Date of Award

Spring 2018

Document Type


Degree Name

Doctor of Philosophy (PhD)


Sociology & Criminal Justice

Committee Director

Randy Myers

Committee Member

Vanessa Panfil

Committee Member

Judah Schept


As school districts across the US attempt to reduce their reliance on exclusionary punishment—and declining suspension and expulsion rates are heralded as signs of success—understanding the complexities of education and carcerality remains an urgent matter. Through a critical content analysis of a number of sources, including existing historical and ethnographic research, code of conduct handbooks, school websites, news articles, and data reports, this dissertation foregrounds an institution that is framed as an “alternative” to exclusionary punishment, yet is motivated by the same carceral logics that have long-haunted the school’s practice of managing students.

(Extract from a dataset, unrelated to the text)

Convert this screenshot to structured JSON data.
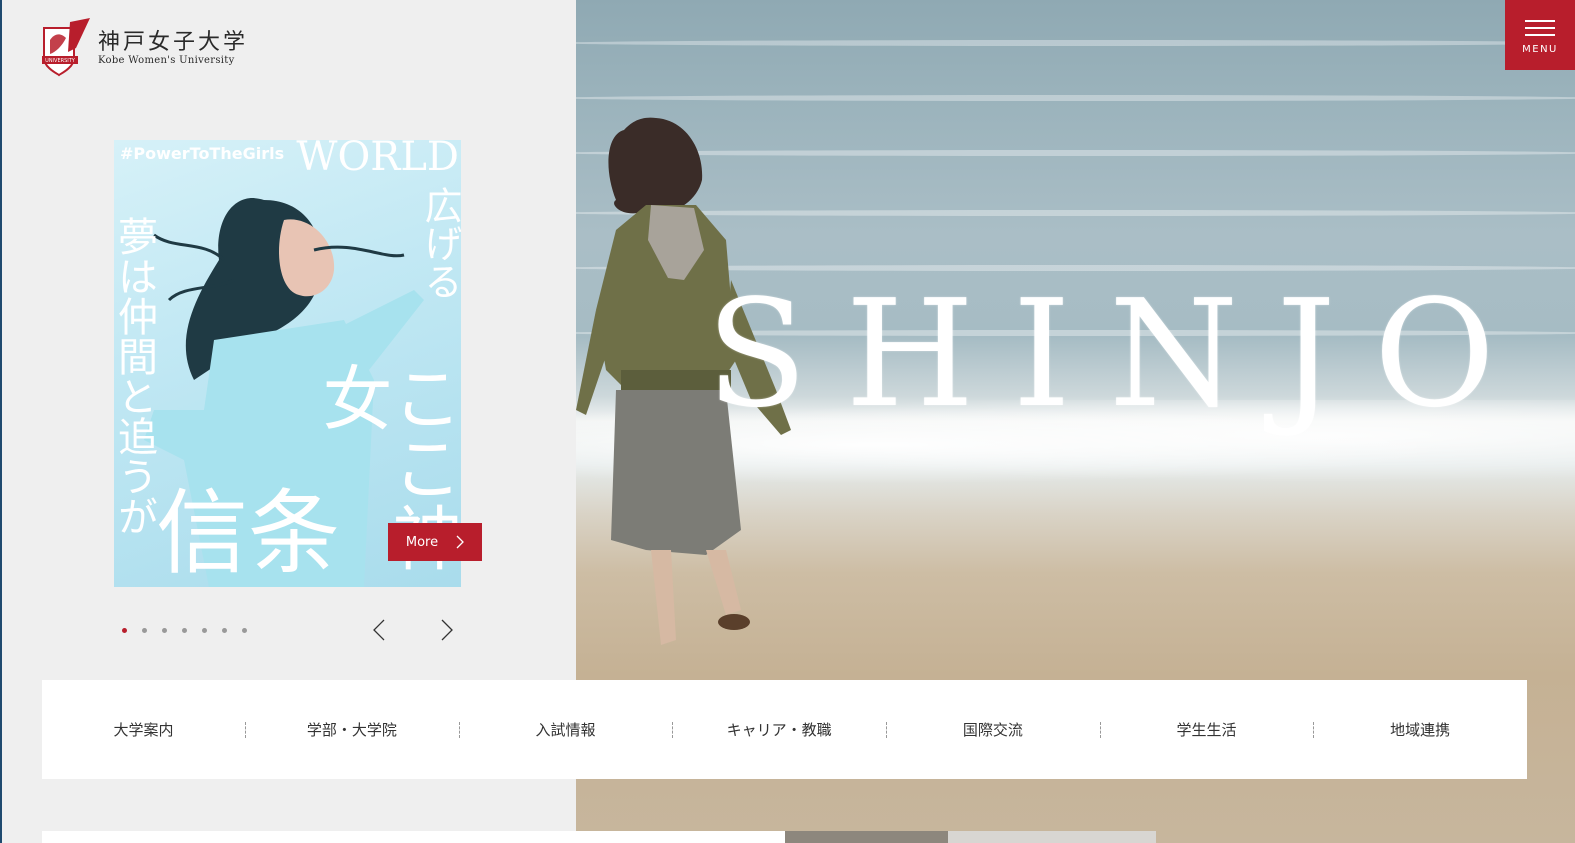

Chapter I introduces relevant literature on disciplinary alternative education, fleshes out major theoretical concepts, and locates the critique of the disciplinary alternative school within the broader projects of reform and carceral state expansion. Chapter II traces the history of the alternative school, situating it as a legacy of the state’s disparate treatment of “problematic” youth during the Progressive era of the late 1800’s and early 1900’s. This chapter concludes that the alternative school has firm roots in the racialized notions of pathology and rehabilitation that motivated the child-saving and progressive alternative education movements. Chapter III demonstrates how the alternative school carries on the state’s tradition of pathologizing predominantly poor families of color but through distinctly neoliberal channels, as Progressive era assumptions take new forms under the influence of responsibilization and a “new paternalism.” Chapter IV undertakes a specific case study of Texas Disciplinary Alternative Education programs, illustrating how these schools prepare their students for futures of continued social and economic marginality within a neoliberal carceral state. Chapter V discusses how we can dismantle the carceral state and its adaptations, like the disciplinary alternative school, through the utopian imagination and abolition democracy. In its entirety, the dissertation uses the disciplinary alternative school as a heuristic model for recognizing and understanding the carceral state’s ability to evolve and thrive through progressive reform efforts. Foregrounding the experiences of exclusion, surveillance, and structural disadvantage that are often obscured by reformist language is necessary if we wish to raze a carceral state that continues to persist in important ways.